Yee’s plotting is pleasingly brisk, and her dialogue is smart, snappy, and often raucously obscene. Saul and Manford’s banter is riddled with obscene and inventive insults; in one flashback sequence, Wen Chang memorably tries to interpret Saul’s profanities. (“You copulate on their feces!” he happily translates from “You fuck their shit up.”)
All four characters converse with the fast-paced, up-close blocks and feints of man-on-man basketball play, a conceit that Power’s blocking and this stellar cast make bracingly physical onstage. Characters corner and leap past each other with a relentlessness that makes all the more striking the show’s rare moments of stillness, silence, and indecision.
As the two coaches, Shankman and Yap give superbly contrasting performances. Shankman’s Saul is marvelously without filter, a lovably foul-mouthed jerk with a big heart.
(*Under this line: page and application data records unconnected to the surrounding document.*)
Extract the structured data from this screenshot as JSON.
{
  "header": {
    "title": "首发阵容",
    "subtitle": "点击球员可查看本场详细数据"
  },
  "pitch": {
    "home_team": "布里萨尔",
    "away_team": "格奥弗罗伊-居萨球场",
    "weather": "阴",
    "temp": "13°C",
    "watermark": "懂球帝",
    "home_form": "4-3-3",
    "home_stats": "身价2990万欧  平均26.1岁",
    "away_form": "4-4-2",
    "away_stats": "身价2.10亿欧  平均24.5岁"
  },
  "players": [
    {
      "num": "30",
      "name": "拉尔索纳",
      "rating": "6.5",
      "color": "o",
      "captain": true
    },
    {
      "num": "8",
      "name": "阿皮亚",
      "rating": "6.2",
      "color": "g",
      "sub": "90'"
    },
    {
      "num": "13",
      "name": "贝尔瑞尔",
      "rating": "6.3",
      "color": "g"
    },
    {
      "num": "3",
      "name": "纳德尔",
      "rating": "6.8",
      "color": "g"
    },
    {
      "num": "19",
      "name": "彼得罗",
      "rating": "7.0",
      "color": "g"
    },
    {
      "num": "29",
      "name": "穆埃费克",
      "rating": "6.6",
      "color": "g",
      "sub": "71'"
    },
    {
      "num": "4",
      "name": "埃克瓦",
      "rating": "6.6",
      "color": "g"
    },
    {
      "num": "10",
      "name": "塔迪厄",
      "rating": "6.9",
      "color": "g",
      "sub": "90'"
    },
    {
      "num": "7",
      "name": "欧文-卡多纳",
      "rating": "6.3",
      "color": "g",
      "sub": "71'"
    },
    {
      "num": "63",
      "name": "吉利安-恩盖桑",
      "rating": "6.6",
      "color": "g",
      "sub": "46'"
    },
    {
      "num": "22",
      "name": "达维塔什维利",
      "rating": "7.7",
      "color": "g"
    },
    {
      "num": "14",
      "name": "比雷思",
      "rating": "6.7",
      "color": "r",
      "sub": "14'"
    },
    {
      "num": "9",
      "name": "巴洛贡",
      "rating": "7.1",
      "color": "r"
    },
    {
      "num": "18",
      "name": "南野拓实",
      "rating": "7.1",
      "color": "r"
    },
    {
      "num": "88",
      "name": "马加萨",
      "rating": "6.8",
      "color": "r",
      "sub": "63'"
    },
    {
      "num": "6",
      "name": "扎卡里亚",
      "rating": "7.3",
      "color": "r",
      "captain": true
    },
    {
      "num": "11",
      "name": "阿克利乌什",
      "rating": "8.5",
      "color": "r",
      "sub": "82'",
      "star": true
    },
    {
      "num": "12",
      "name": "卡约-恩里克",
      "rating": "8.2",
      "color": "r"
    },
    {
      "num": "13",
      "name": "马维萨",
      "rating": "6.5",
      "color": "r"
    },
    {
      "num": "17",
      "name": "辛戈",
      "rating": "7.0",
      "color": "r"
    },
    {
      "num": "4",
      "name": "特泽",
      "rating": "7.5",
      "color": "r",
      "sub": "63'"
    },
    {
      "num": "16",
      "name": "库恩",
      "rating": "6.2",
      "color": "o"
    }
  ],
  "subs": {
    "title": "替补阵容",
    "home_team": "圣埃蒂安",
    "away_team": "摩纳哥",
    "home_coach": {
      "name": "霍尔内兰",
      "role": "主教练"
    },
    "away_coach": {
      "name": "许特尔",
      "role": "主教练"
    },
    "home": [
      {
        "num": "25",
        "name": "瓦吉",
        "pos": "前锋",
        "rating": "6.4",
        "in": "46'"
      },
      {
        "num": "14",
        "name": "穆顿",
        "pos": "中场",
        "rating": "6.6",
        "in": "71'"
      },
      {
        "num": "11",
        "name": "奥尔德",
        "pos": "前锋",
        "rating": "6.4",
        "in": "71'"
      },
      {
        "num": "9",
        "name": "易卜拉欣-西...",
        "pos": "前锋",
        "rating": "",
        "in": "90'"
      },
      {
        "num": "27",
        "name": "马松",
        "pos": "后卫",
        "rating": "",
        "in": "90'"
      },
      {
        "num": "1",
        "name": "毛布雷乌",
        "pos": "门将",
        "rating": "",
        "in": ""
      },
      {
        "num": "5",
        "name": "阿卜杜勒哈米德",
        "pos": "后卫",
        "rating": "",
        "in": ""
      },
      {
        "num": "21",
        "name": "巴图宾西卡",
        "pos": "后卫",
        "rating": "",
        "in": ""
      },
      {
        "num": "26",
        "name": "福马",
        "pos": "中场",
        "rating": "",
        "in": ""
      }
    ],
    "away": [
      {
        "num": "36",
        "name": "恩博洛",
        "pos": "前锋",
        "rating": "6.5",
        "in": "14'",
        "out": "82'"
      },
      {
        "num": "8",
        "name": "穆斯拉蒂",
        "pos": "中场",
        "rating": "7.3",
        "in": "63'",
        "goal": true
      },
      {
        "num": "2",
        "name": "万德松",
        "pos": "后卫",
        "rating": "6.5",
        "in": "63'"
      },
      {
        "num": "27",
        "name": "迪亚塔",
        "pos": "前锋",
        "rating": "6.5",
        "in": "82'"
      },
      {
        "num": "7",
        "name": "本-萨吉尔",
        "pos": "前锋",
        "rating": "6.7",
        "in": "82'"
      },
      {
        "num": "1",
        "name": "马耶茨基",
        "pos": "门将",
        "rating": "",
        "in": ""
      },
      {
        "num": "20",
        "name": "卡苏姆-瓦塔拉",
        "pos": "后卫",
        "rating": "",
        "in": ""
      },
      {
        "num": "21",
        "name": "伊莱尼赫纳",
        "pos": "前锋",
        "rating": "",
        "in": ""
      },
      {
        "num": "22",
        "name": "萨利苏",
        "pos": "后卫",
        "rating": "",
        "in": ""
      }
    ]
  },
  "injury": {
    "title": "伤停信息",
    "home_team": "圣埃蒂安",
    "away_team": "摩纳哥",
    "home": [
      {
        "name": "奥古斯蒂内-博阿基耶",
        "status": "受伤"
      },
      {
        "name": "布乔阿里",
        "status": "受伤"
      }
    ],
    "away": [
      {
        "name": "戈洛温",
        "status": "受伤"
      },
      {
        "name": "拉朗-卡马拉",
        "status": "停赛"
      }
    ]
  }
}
In contrast, Yap’s Wen Chang has a more subtle internal dynamic. Initially sunny and comically ingenuous on the surface, by the ’80s Wen Change has more power, cynicism, and game, yet is even more rigid to Party orthodoxy – until, suddenly, he’s not. Yap gives this evolution great poignancy.
And Yamamoto’s Manford is a scrappy, high-speed delight. He careens agilely through Manford’s sarcasm, virtuosity, and teenage irreverence, but also, in important instants, lets us see him processing more complex grief, desire, and moral judgment.
By the time of the big game, the plot’s styles and strands have converged – with some plot points that are a little pat, but winningly so. The climactic gameplay unfolds through a thrillingly swift counterpoint of narration from all four actors. And in some of its most decisive moments, the play lends glorious new life to the ’80s-movie trope of the slow-motion free-throw.
Set as it is in the ’80s, “The Great Leap” also holds the era’s rhythms, some of its slurs (“It’s the whole Charlie Chan clan,” Saul announces when Connie shows up at his gym), and a certain ’80s entertainment ethos: the play effectively melds the genres of sports drama, sitcomic comedy, and tv-mini-series-style melodrama.
That might sound like a lot to mash up. But Yee has a sharp eye, abundant wit, tongue often firmly in cheek, and a solid handle on the play’s larger project: a meditation on what it means, in so many ways, to leap.
Megan Grumbling is a writer, editor, and teacher who lives in Portland. Find her at megangrumbling.com.
Puppets take over Portland
Now through Sept. 25, the international festival Puppets in Portland will feature artists hailing from the Czech Republic, Germany, Kenya, New York, and beyond. Look for marionettes, Butoh-inspired puppet philosophy, and a meditation on war. Visit https://www.puppetsinportland.org/.
Also this week, audiences can travel along with a man named Troy, his momentous decision, and the whole universe he navigates, in “Mars,” a new play by Portland director, actor, playwright, and acting teacher Kevin O’Leary. A work that involves themes of suicide and alcoholism, “Mars” premieres at Portland Stage’s Studio Theatre, Sept. 21–Oct. 1. FMI: https://www.unation.com/event/kevin-olearys-mars-11437898.
And Mad Horse Theatre Company in South Portland starts up its new season next week with the issues-driven “When We Were Young and Unafraid” (Sept. 29-Oct. 23). Set in the pre-Roe 1970s, the show tells of a middle-aged woman who harbors female victims of domestic abuse, until one woman challenges her assumptions about women and their rights. FMI: https://www.madhorse.com/.
— Megan Grumbling